MATERIAL PROVIDED section start
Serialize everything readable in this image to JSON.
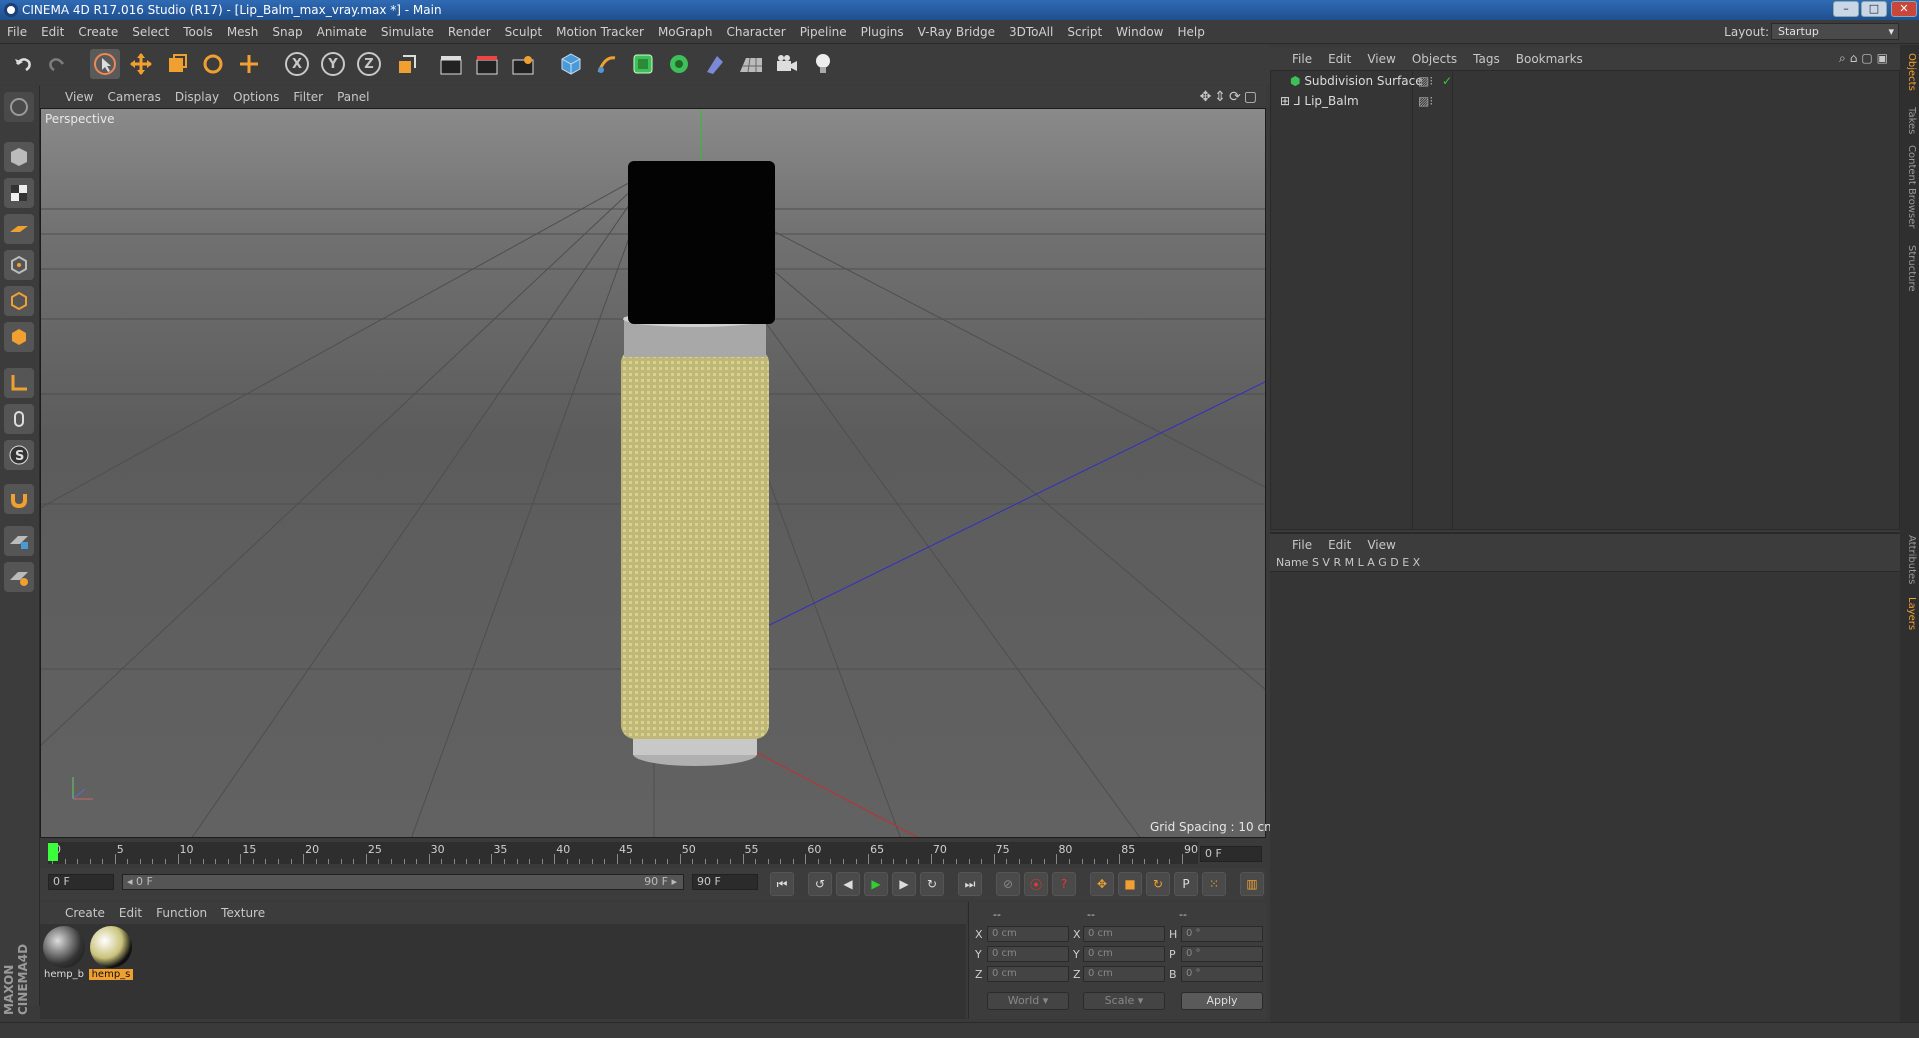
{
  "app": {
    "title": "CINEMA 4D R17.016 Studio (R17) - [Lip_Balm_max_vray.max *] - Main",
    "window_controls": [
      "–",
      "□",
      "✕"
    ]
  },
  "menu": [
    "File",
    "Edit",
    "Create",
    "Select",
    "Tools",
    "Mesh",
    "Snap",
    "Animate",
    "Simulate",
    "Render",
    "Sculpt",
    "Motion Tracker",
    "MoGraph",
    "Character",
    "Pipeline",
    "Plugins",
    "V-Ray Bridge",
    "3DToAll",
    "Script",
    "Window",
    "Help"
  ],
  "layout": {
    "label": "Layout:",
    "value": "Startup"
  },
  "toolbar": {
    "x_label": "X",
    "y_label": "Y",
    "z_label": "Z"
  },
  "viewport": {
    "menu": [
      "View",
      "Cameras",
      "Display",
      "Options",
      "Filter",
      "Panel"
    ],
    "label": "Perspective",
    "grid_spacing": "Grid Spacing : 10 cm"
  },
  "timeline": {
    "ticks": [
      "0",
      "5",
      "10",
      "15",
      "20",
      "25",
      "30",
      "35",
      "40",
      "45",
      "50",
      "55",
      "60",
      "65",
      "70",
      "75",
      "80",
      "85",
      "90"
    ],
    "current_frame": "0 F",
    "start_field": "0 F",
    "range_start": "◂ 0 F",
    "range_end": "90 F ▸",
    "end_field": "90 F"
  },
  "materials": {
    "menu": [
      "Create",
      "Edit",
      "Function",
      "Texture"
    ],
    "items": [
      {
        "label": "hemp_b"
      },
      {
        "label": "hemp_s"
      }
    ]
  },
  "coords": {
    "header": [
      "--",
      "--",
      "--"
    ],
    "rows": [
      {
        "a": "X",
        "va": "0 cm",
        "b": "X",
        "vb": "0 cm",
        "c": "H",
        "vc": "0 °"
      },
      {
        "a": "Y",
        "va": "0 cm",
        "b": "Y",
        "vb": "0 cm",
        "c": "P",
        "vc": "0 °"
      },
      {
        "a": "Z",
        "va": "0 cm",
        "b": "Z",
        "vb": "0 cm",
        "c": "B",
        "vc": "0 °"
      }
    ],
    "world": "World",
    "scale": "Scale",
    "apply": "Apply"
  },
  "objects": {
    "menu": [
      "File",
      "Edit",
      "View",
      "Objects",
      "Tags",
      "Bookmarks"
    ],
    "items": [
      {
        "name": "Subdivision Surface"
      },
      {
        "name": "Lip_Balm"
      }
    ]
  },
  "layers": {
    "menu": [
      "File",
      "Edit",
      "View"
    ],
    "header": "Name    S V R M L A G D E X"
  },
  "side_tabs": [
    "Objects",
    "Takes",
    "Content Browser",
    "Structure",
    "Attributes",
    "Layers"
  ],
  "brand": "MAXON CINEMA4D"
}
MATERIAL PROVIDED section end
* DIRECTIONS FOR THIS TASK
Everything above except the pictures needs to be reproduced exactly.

* EXERCISE ANSWER
Serialize everything readable in this image to JSON.
{
  "app": {
    "title": "CINEMA 4D R17.016 Studio (R17) - [Lip_Balm_max_vray.max *] - Main",
    "window_controls": [
      "–",
      "□",
      "✕"
    ]
  },
  "menu": [
    "File",
    "Edit",
    "Create",
    "Select",
    "Tools",
    "Mesh",
    "Snap",
    "Animate",
    "Simulate",
    "Render",
    "Sculpt",
    "Motion Tracker",
    "MoGraph",
    "Character",
    "Pipeline",
    "Plugins",
    "V-Ray Bridge",
    "3DToAll",
    "Script",
    "Window",
    "Help"
  ],
  "layout": {
    "label": "Layout:",
    "value": "Startup"
  },
  "toolbar": {
    "x_label": "X",
    "y_label": "Y",
    "z_label": "Z"
  },
  "viewport": {
    "menu": [
      "View",
      "Cameras",
      "Display",
      "Options",
      "Filter",
      "Panel"
    ],
    "label": "Perspective",
    "grid_spacing": "Grid Spacing : 10 cm"
  },
  "timeline": {
    "ticks": [
      "0",
      "5",
      "10",
      "15",
      "20",
      "25",
      "30",
      "35",
      "40",
      "45",
      "50",
      "55",
      "60",
      "65",
      "70",
      "75",
      "80",
      "85",
      "90"
    ],
    "current_frame": "0 F",
    "start_field": "0 F",
    "range_start": "◂ 0 F",
    "range_end": "90 F ▸",
    "end_field": "90 F"
  },
  "materials": {
    "menu": [
      "Create",
      "Edit",
      "Function",
      "Texture"
    ],
    "items": [
      {
        "label": "hemp_b"
      },
      {
        "label": "hemp_s"
      }
    ]
  },
  "coords": {
    "header": [
      "--",
      "--",
      "--"
    ],
    "rows": [
      {
        "a": "X",
        "va": "0 cm",
        "b": "X",
        "vb": "0 cm",
        "c": "H",
        "vc": "0 °"
      },
      {
        "a": "Y",
        "va": "0 cm",
        "b": "Y",
        "vb": "0 cm",
        "c": "P",
        "vc": "0 °"
      },
      {
        "a": "Z",
        "va": "0 cm",
        "b": "Z",
        "vb": "0 cm",
        "c": "B",
        "vc": "0 °"
      }
    ],
    "world": "World",
    "scale": "Scale",
    "apply": "Apply"
  },
  "objects": {
    "menu": [
      "File",
      "Edit",
      "View",
      "Objects",
      "Tags",
      "Bookmarks"
    ],
    "items": [
      {
        "name": "Subdivision Surface"
      },
      {
        "name": "Lip_Balm"
      }
    ]
  },
  "layers": {
    "menu": [
      "File",
      "Edit",
      "View"
    ],
    "header": "Name    S V R M L A G D E X"
  },
  "side_tabs": [
    "Objects",
    "Takes",
    "Content Browser",
    "Structure",
    "Attributes",
    "Layers"
  ],
  "brand": "MAXON CINEMA4D"
}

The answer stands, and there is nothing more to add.